In what may be the most tone-deaf passage in the entire Public Hearing Document, the MAFMC states that recreational management measures “are frequently adjusted in order to strike an appropriate balance between conservation and angler satisfaction,” a statement that completely ignores the fact that in the recreational bluefish fishery, conservation that leads to greater abundance increases both angler satisfaction and angler participation in the fishery, as demonstrated by the MRIP effort data.
A rigorous optimum yield analysis would reveal that truth, for bluefish and for other primarily recreational species. But to regional fishery management council members who are focused only on yield, such a concept is seemingly beyond their comprehension.

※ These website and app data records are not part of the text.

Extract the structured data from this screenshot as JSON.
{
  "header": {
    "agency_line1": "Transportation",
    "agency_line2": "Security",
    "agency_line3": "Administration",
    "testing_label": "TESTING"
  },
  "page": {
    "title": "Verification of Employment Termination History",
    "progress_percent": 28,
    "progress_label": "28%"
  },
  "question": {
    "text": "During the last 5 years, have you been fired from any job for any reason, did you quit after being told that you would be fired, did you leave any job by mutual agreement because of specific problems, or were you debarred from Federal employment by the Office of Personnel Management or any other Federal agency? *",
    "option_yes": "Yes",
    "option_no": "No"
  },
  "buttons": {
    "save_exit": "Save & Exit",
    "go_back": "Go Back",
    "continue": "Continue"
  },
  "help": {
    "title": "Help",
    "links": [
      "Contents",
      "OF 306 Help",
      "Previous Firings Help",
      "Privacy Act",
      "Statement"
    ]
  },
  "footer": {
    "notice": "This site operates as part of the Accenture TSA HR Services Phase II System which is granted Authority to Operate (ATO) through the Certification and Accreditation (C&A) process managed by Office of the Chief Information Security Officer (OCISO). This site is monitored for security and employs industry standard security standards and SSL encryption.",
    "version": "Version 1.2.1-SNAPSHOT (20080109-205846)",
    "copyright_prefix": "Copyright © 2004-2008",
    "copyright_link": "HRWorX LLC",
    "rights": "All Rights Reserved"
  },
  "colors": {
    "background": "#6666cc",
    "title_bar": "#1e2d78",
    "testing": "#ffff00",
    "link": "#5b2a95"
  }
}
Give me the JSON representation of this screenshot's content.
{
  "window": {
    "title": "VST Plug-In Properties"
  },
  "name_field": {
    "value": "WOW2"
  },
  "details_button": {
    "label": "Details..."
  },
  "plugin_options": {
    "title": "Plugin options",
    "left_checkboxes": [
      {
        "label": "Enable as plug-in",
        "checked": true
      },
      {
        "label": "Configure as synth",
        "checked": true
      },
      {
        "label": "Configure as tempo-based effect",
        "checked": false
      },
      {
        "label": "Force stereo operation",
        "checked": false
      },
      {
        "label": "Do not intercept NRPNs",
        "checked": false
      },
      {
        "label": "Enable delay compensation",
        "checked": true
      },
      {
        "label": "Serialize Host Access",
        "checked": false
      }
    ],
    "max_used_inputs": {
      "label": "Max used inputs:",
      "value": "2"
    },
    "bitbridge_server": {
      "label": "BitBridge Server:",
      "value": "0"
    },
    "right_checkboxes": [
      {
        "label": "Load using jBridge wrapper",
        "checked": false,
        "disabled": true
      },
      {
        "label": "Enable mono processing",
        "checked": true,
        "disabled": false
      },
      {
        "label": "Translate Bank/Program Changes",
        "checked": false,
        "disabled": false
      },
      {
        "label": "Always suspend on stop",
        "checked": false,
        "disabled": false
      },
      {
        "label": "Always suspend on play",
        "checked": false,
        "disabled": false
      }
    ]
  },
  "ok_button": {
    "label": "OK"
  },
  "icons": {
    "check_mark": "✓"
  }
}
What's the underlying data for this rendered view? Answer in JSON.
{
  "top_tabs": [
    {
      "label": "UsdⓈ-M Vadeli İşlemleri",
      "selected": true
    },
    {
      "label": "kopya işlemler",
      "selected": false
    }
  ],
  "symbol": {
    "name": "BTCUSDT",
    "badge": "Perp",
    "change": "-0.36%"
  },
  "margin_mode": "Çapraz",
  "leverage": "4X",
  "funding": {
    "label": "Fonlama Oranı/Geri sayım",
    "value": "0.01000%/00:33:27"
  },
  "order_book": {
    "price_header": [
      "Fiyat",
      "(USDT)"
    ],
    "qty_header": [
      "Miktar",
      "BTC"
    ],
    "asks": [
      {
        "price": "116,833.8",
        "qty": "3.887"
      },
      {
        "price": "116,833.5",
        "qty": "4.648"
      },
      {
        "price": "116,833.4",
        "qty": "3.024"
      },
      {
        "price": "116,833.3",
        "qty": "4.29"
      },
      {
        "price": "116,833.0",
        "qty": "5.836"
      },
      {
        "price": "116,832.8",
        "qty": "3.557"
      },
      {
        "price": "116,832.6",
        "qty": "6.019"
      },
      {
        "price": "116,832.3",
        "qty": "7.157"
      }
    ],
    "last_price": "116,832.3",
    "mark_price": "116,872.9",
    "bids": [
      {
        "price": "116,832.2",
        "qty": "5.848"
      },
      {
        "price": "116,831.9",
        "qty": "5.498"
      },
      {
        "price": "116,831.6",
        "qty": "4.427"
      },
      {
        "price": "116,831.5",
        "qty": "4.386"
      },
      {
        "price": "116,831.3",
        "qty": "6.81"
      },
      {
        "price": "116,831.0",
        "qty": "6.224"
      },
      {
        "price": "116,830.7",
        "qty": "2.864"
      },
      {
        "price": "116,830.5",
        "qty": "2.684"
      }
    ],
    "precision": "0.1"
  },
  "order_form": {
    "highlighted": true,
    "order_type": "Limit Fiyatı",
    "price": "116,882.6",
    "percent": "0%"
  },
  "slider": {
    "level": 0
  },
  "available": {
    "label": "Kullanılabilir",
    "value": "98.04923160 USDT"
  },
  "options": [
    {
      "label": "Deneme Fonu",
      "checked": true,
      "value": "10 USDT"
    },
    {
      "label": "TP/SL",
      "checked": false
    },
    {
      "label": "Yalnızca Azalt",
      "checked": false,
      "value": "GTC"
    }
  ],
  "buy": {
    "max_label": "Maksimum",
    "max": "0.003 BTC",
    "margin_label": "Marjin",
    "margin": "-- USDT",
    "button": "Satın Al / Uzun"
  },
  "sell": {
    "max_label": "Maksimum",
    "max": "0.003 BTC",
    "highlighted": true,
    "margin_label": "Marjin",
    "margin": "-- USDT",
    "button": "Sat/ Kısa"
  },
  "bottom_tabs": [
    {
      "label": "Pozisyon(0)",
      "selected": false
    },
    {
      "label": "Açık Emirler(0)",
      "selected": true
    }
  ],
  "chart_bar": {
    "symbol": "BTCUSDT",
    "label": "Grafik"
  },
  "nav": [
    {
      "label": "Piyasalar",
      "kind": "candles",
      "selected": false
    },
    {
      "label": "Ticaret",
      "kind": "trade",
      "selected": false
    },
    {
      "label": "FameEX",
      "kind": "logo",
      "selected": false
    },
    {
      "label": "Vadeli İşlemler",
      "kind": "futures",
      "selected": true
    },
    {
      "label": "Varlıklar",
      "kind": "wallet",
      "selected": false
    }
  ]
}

Optimum yield is arguably the core concept of the MSA, the hinge around which all of the laws’ other provisions pivot. Yet it is also a concept that is given little more than lip service in council discussions and in fishery management plans.
If the nation’s living marine resources are to be managed properly, and in full compliance with the law, that needs to change.